Retrial of Joan of Arc

The Retrial of Joan of Arc, also known as the "nullification trial" or "rehabilitation trial", was a posthumous retrial of Joan of Arc authorized by Pope Callixtus III at the request of Inquisitor-General Jean Bréhal and Joan's mother Isabelle Romée.

The purpose of the retrial was to investigate whether the trial of condemnation and its verdict had been handled justly and according to ecclesiastical law. Investigations started in 1452, and a formal appeal followed in November 1455. The inquisitor's final summary of the case in June 1456 described Joan as a martyr and implicated the late Pierre Cauchon with heresy for having convicted an innocent woman in pursuit of a secular vendetta. The court declared her innocent on 7 July 1456.


Theologians from the University of Paris were involved in the trial of Joan of Arc in 1431.

Following Joan of Arc’s death in 1431, Charles VII was said to have "felt a very bitter grief" when he heard the news, "promising to exact a terrible vengeance upon the English and women of England".[1] However, for many years his government failed to make much headway on the battlefield, and the English held on to most of their conquests in northern France.[2]

Prior to 1449, a number of factors stood in the way of any possible review of Joan’s condemnation. Firstly, the English were still in possession of Paris. The University of Paris had provided assessors for the trial of condemnation at Rouen.[3] In May 1430, Paris had been held by the Anglo-Burgundian alliance, and the theologians and masters of the university had written to Duke Philip the Good of Burgundy asking that Joan be transferred to the English so she could be placed on trial.[4] Since the university had played an active part in the proceedings, they could only be brought to account once Paris was captured on 13 April 1436.[5]

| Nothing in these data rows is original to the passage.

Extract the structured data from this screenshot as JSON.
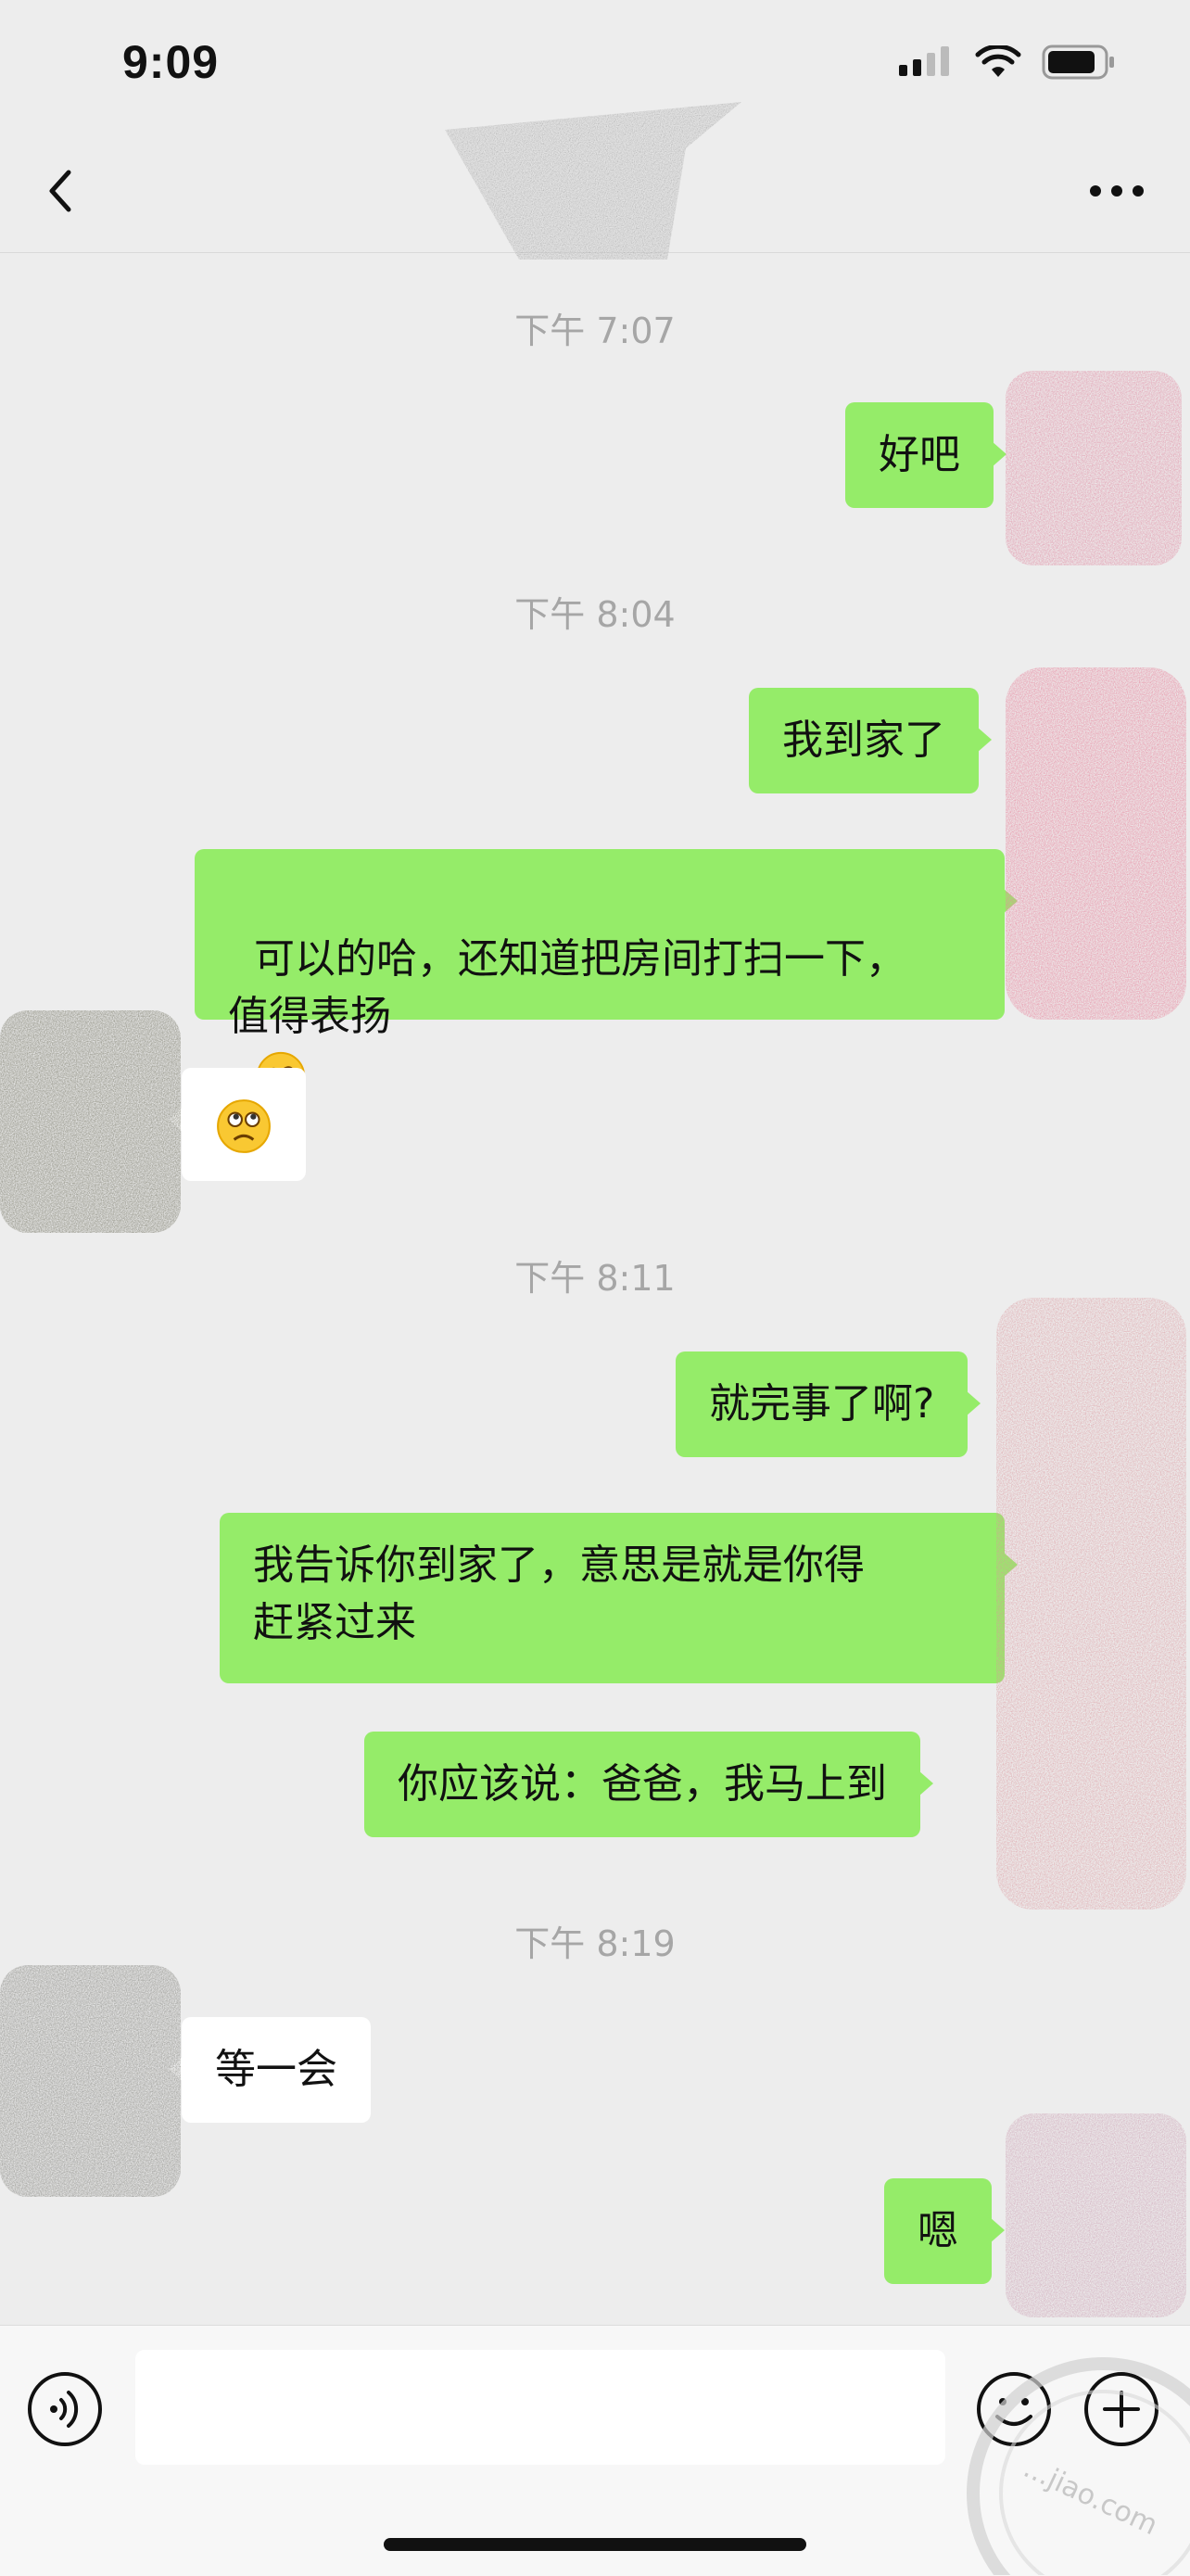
{
  "status_bar": {
    "time": "9:09"
  },
  "nav": {
    "back_icon": "chevron-left-icon",
    "more_icon": "ellipsis-icon"
  },
  "messages": {
    "ts1": "下午 7:07",
    "m1": "好吧",
    "ts2": "下午 8:04",
    "m2": "我到家了",
    "m3": "可以的哈，还知道把房间打扫一下，\n值得表扬",
    "ts3": "下午 8:11",
    "m5": "就完事了啊?",
    "m6": "我告诉你到家了，意思是就是你得\n赶紧过来",
    "m7": "你应该说：爸爸，我马上到",
    "ts4": "下午 8:19",
    "m8": "等一会",
    "m9": "嗯"
  },
  "input": {
    "placeholder": ""
  },
  "watermark": {
    "text": "...jiao.com"
  },
  "colors": {
    "outgoing": "#95ec69",
    "incoming": "#ffffff",
    "background": "#ededed"
  }
}
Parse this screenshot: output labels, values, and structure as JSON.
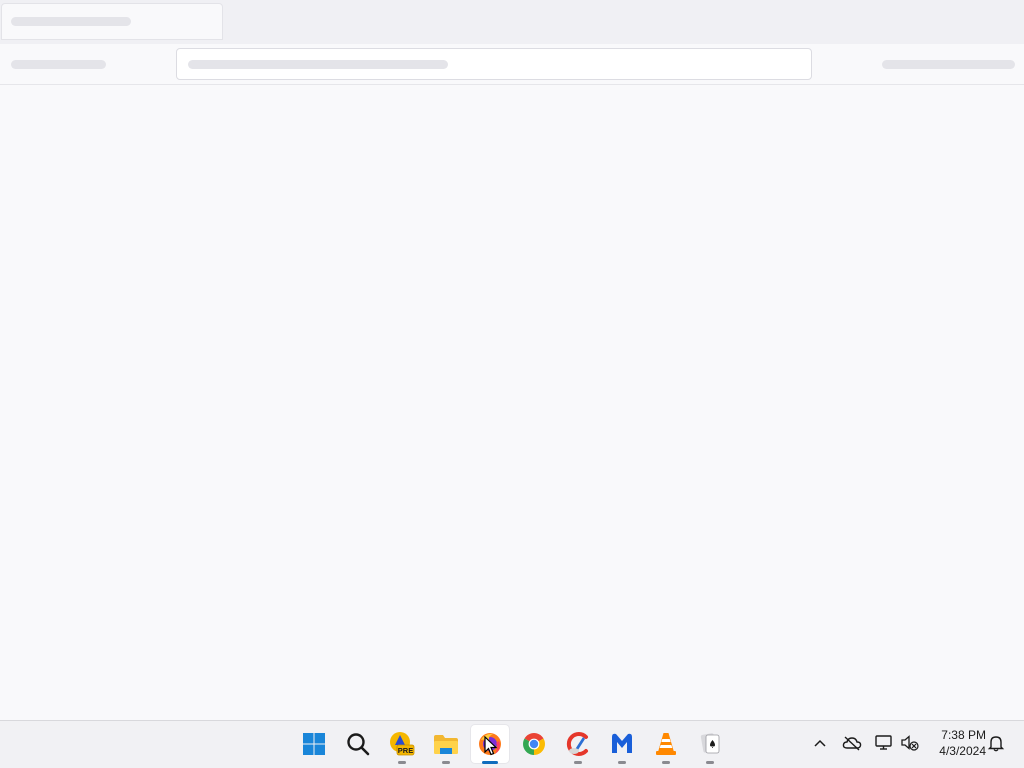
{
  "browser": {
    "state": "loading-skeleton",
    "tabs": [
      {
        "title": ""
      }
    ],
    "address_bar": {
      "value": ""
    }
  },
  "taskbar": {
    "apps": [
      {
        "name": "start-button-icon",
        "label": ""
      },
      {
        "name": "search-icon",
        "label": ""
      },
      {
        "name": "app-pre-icon",
        "label": "PRE",
        "running": true
      },
      {
        "name": "file-explorer-icon",
        "label": "",
        "running": true
      },
      {
        "name": "firefox-icon",
        "label": "",
        "running": true,
        "active": true
      },
      {
        "name": "chrome-icon",
        "label": "",
        "running": false
      },
      {
        "name": "ccleaner-icon",
        "label": "",
        "running": true
      },
      {
        "name": "malwarebytes-icon",
        "label": "",
        "running": true
      },
      {
        "name": "vlc-icon",
        "label": "",
        "running": true
      },
      {
        "name": "solitaire-icon",
        "label": "",
        "running": true
      }
    ],
    "tray": {
      "icons": [
        "chevron-up-icon",
        "onedrive-offline-icon",
        "network-icon",
        "speaker-muted-icon"
      ],
      "time": "7:38 PM",
      "date": "4/3/2024",
      "notification_icon": "bell-icon"
    }
  },
  "colors": {
    "accent": "#0f6cbd",
    "background": "#f9f9fb",
    "skeleton": "#e4e4e9"
  }
}
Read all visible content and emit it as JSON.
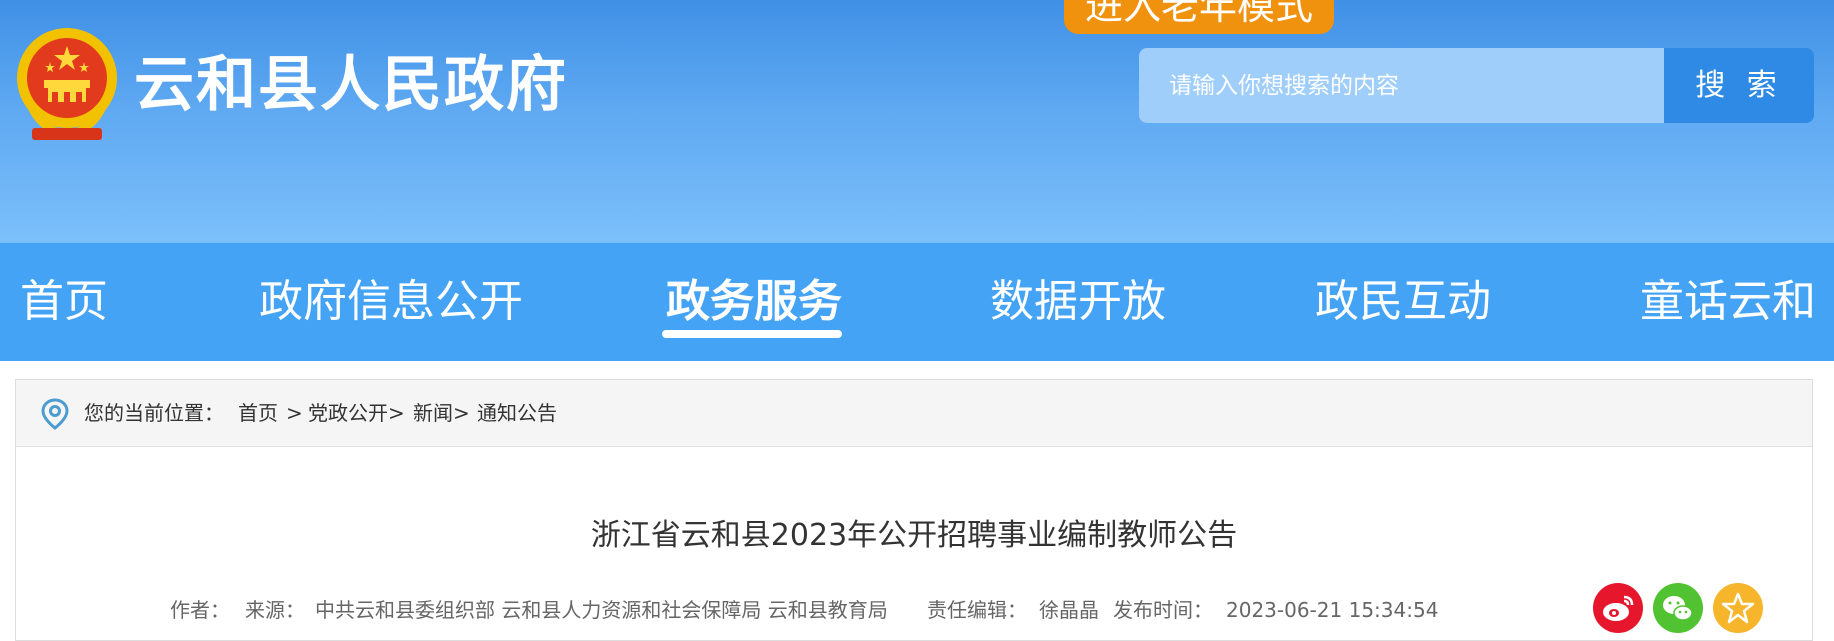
{
  "header": {
    "site_title": "云和县人民政府",
    "elder_mode_label": "进入老年模式",
    "search": {
      "placeholder": "请输入你想搜索的内容",
      "button_label": "搜 索"
    }
  },
  "nav": {
    "items": [
      {
        "label": "首页"
      },
      {
        "label": "政府信息公开"
      },
      {
        "label": "政务服务",
        "active": true
      },
      {
        "label": "数据开放"
      },
      {
        "label": "政民互动"
      },
      {
        "label": "童话云和"
      }
    ]
  },
  "breadcrumb": {
    "prefix": "您的当前位置：",
    "items": [
      "首页",
      ">",
      "党政公开>",
      "新闻>",
      "通知公告"
    ]
  },
  "article": {
    "title": "浙江省云和县2023年公开招聘事业编制教师公告",
    "meta": {
      "author_label": "作者：",
      "author": "",
      "source_label": "来源：",
      "source": "中共云和县委组织部 云和县人力资源和社会保障局 云和县教育局",
      "editor_label": "责任编辑：",
      "editor": "徐晶晶",
      "publish_label": "发布时间：",
      "publish_time": "2023-06-21 15:34:54"
    }
  },
  "share": [
    {
      "icon": "weibo-icon",
      "color": "#e6162d"
    },
    {
      "icon": "wechat-icon",
      "color": "#51c332"
    },
    {
      "icon": "favorite-star-icon",
      "color": "#f6b52a"
    }
  ],
  "colors": {
    "header_top": "#3f90e6",
    "nav_bg": "#44a3f5",
    "elder_button": "#f0920d",
    "search_button": "#2f8ae6"
  }
}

Secondly, Rouen – the site of the trial – was also still held by the English. The documents relating to the original trial were kept in Rouen, and the town did not fall into Charles VII's hands until November 1449.[6] Historian Régine Pernoud makes the point that "So long as the English were masters of Rouen, the mere fact that they held the papers in the case, a case which they had managed themselves, maintained their version of what the trial had been".[6] She adds: "to reproach the King or the Church with having done nothing until that time is tantamount to reproaching the French government with having done nothing to bring the Oradour war criminals to justice before 1945".[6]